Required action: Could you repeat the data word for word while skipping the pictures?

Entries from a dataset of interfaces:
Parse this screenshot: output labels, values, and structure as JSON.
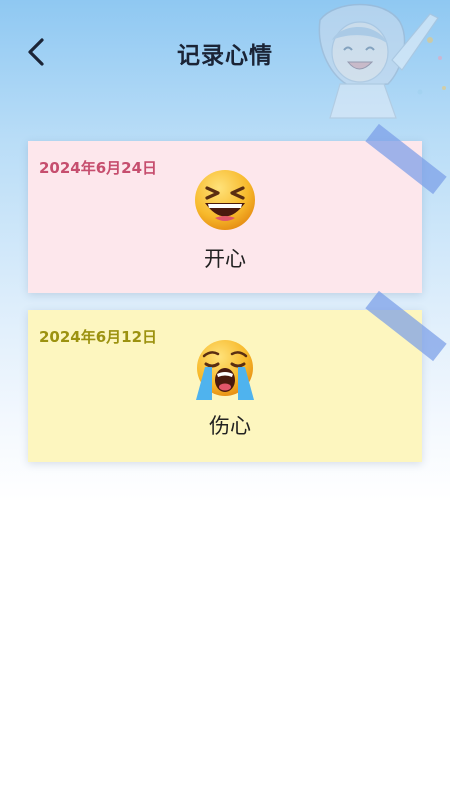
{
  "header": {
    "title": "记录心情",
    "back_icon": "chevron-left-icon"
  },
  "decor": {
    "character_icon": "cheering-girl-illustration"
  },
  "records": [
    {
      "date": "2024年6月24日",
      "mood": "开心",
      "emoji": "grinning-squinting-face-icon",
      "card_color": "#fde7ec",
      "date_color": "#c64e6e"
    },
    {
      "date": "2024年6月12日",
      "mood": "伤心",
      "emoji": "loudly-crying-face-icon",
      "card_color": "#fdf6bf",
      "date_color": "#9c9210"
    }
  ],
  "colors": {
    "tape": "#7a9ee8",
    "title": "#1b2436",
    "background_top": "#8fc8f2"
  }
}
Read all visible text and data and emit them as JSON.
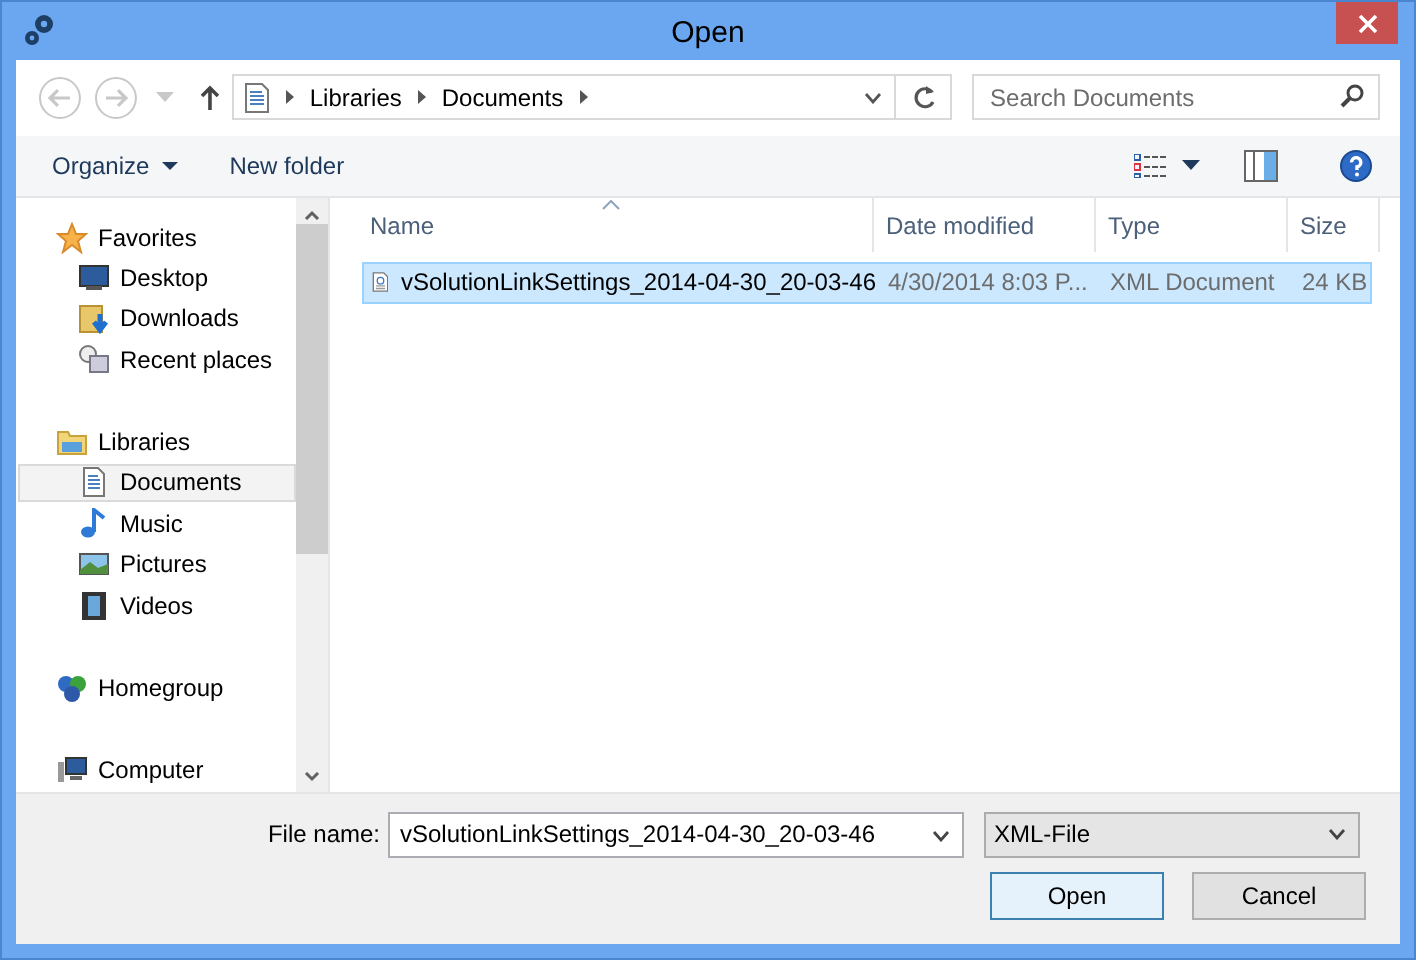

Solution for this problem:
Parse this screenshot: output labels, values, and structure as JSON.
{
  "header": {
    "title": "记录心情",
    "back_icon": "chevron-left-icon"
  },
  "decor": {
    "character_icon": "cheering-girl-illustration"
  },
  "records": [
    {
      "date": "2024年6月24日",
      "mood": "开心",
      "emoji": "grinning-squinting-face-icon",
      "card_color": "#fde7ec",
      "date_color": "#c64e6e"
    },
    {
      "date": "2024年6月12日",
      "mood": "伤心",
      "emoji": "loudly-crying-face-icon",
      "card_color": "#fdf6bf",
      "date_color": "#9c9210"
    }
  ],
  "colors": {
    "tape": "#7a9ee8",
    "title": "#1b2436",
    "background_top": "#8fc8f2"
  }
}
Read all visible text and data and emit them as JSON.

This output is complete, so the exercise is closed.